  • Davis v. Greenwood School Dist. 50, No. 26039.
    • United States
    • United States State Supreme Court of South Carolina
    • 19 Septiembre 2005
    ...a fiduciary duty exists between a school district and its employees. Armstrong v. Sch. Dist. Five of Lexington and Richland Counties, 26 F.Supp.2d 789, 797 (D.S.C.1998). One standing in a fiduciary relationship with another is subject to liability to the other for harm resulting from a brea......
4 cases
  • Garner v. State, Dept. of Educ., No. 27912.
    • United States
    • Hawaii Court of Appeals
    • 30 Octubre 2009
    ...conflicted with a pay schedule enacted by the Legislature, was "invalid and void"); see also, e.g., Armstrong v. School Dist. Five, 26 F.Supp.2d 789, 794 (D.S.C.1998) (holding that a public entity cannot materially alter or add to law in any fashion which circumvents legislation); Peralta F......
  • Garner v. State, No. 27912 (Haw. App. 10/30/2009), No. 27912.
    • United States
    • Court of Appeals of Hawai'i
    • 30 Octubre 2009

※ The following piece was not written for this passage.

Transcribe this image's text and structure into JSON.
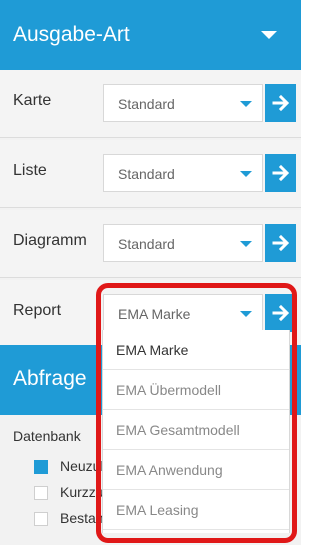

    ...conflicted with a pay schedule enacted by the Legislature, was "invalid and void"); see also, e.g., Armstrong v. School Dist. Five, 26 F. Supp. 2d 789, 794 (D. S.C. 1998) (holding that a public entity cannot materially alter or add to law in any fashion which circumvents legislation); Peral......
  • Abraham v. PALMETTO UNIFIED SCHOOL DIST., No. 3239.
    • United States
    • Court of Appeals of South Carolina
    • 11 Septiembre 2000
    ...in August 1997, and March and November 1998. 2. Employees' reliance on Armstrong v. Sch. Dist. Five of Lexington and Richland Counties, 26 F.Supp.2d 789 (D.S.C.1998), to support their assertion that Alston is inapplicable is misplaced. In Armstrong, the plaintiffs were public school teacher......
  • Davis v. Greenwood School Dist. 50, No. 26039.
    • United States
    • United States State Supreme Court of South Carolina
    • 19 Septiembre 2005
    ...a fiduciary duty exists between a school district and its employees. Armstrong v. Sch. Dist. Five of Lexington and Richland Counties, 26 F.Supp.2d 789, 797 (D.S.C.1998). One standing in a fiduciary relationship with another is subject to liability to the other for harm resulting from a brea......

VLEX uses login cookies to provide you with a better browsing experience. If you click on 'Accept' or continue browsing this site we consider that you accept our cookie policy. ACCEPT